▼▼▼
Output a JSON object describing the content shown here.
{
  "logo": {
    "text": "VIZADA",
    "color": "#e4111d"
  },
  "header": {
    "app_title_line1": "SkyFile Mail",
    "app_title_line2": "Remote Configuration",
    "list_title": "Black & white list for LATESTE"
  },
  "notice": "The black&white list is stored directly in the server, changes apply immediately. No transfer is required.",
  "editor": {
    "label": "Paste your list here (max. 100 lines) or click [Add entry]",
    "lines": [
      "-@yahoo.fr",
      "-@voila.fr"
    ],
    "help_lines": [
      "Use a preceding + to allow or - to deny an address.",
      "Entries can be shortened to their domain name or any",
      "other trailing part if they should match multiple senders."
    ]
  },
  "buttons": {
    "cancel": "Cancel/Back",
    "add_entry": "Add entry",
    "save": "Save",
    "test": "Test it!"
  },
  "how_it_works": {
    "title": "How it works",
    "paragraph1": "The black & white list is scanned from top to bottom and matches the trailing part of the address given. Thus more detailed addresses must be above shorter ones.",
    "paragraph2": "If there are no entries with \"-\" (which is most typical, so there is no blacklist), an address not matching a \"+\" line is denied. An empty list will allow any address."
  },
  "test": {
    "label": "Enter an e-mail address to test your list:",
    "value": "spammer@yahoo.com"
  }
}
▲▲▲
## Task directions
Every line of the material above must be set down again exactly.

## Solution for this task
Output a JSON object describing the content shown here.
{
  "logo": {
    "text": "VIZADA",
    "color": "#e4111d"
  },
  "header": {
    "app_title_line1": "SkyFile Mail",
    "app_title_line2": "Remote Configuration",
    "list_title": "Black & white list for LATESTE"
  },
  "notice": "The black&white list is stored directly in the server, changes apply immediately. No transfer is required.",
  "editor": {
    "label": "Paste your list here (max. 100 lines) or click [Add entry]",
    "lines": [
      "-@yahoo.fr",
      "-@voila.fr"
    ],
    "help_lines": [
      "Use a preceding + to allow or - to deny an address.",
      "Entries can be shortened to their domain name or any",
      "other trailing part if they should match multiple senders."
    ]
  },
  "buttons": {
    "cancel": "Cancel/Back",
    "add_entry": "Add entry",
    "save": "Save",
    "test": "Test it!"
  },
  "how_it_works": {
    "title": "How it works",
    "paragraph1": "The black & white list is scanned from top to bottom and matches the trailing part of the address given. Thus more detailed addresses must be above shorter ones.",
    "paragraph2": "If there are no entries with \"-\" (which is most typical, so there is no blacklist), an address not matching a \"+\" line is denied. An empty list will allow any address."
  },
  "test": {
    "label": "Enter an e-mail address to test your list:",
    "value": "spammer@yahoo.com"
  }
}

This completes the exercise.